BMW and Jaguar Land Rover agree that two car companies are better than one, at least when it comes to engineering future electric cars. The two automakers have announced a partnership to develop Electric Drive Units (EDUs) for the brands’ upcoming electrified vehicles.
- BMW and Jaguar are joining forces to develop next-gen electric drivetrains.
- The move is meant to streamline costs and accelerate new technology.
- Jaguar currently has one electric vehicle on sale in the U.S., the I-Pace SUV.
- BMW has several plug-in hybrid models on sale here, though only on full electric, the i3 hatchback.
The move is meant to minimize both the cost of research and development, as well as lower the price of parts that will be needed to bring these technologies to market. In other words, the two companies realize buying in bulk is better, particularly when stocking the shelves for future EV needs. While the R&D and costs are shared, each company will still build the subsequent EDUs at their own individual factories.
“The pace of change and consumer interest in electrified vehicles is gathering real momentum and it’s essential we work across industry to advance the technologies required to deliver this exciting future,” said Jaguar Land Rover’s engineering director, Nick Rogers, in a press release announcing the agreement. “It was clear from discussions with BMW Group that both companies’ requirements for next generation EDUs to support this transition have significant overlap making for a mutually beneficial collaboration.”
Nothing specific has been mentioned regarding the size, power output, or price point of these future electric drivetrains, or the EVs they will motivate. At the moment, there isn’t any overlap between the two automaker’s electric offerings here in the U.S. Right now, those total exactly two vehicles: The BMW i3 hatchback and the Jaguar I-Pace sport-utility.
Over at BMW, the i3 is available in both electric form, or with a gas-powered range extender that offers 200 miles of driving range. As for the purely electric version of the i3, it has range of 153 miles per charge, which is about the same as the current Nissan Leaf. Unfortunately, the BMW i3 carries a hefty price for a small city-car, with the base version starting at approximately $45,000 (excluding any federal or state tax incentives).

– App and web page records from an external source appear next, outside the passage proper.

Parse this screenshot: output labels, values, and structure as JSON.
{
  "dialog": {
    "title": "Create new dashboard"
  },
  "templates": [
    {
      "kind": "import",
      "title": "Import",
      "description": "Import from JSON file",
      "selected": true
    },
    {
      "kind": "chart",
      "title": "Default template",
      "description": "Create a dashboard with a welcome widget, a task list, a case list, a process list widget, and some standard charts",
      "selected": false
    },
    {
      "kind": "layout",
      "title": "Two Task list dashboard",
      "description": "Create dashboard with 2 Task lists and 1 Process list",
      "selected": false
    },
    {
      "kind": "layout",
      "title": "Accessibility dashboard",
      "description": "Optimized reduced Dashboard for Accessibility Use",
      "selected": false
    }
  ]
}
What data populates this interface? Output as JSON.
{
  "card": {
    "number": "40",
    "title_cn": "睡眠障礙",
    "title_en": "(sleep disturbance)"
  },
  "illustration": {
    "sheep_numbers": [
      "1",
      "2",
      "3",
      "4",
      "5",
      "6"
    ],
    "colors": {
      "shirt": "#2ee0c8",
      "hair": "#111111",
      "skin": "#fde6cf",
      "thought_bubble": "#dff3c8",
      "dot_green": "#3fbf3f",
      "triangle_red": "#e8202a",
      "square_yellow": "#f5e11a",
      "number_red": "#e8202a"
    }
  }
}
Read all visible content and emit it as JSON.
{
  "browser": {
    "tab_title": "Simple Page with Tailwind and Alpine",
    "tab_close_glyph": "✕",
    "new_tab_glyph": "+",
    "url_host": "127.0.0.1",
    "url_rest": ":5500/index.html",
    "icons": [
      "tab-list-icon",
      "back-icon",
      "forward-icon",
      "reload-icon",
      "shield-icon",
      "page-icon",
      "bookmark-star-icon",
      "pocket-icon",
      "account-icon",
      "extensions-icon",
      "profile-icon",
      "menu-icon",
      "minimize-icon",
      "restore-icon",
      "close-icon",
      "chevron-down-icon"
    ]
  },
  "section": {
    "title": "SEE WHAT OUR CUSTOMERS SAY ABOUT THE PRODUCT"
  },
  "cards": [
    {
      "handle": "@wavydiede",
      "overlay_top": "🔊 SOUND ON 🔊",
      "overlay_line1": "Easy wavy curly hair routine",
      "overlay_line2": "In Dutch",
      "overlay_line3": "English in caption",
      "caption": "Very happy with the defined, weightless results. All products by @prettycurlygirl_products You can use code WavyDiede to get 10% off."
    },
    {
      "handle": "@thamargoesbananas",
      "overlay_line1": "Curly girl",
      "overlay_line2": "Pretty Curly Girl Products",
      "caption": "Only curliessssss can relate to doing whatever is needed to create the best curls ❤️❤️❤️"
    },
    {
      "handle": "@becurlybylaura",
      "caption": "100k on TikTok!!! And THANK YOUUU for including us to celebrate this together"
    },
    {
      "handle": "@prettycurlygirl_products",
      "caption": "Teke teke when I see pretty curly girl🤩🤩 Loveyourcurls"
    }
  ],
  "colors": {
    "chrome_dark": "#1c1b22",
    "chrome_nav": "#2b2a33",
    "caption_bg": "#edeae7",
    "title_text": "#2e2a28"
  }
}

At Jaguar, the I-Pace sport-utility seats five and offers a total driving range of 234 miles. The price of the I-Pace, like the BMW i3, isn’t what you’d call cheap. The base model starts around $70,000, which puts this electric kitty out of reach for many mainstream EV shoppers. Still, the I-Pace is credited with having superb driving dynamics, strong and near-silent acceleration, and a classy cabin. The SUV shape also means there’s a handy 25 cubic feet of storage space behind the rear seats.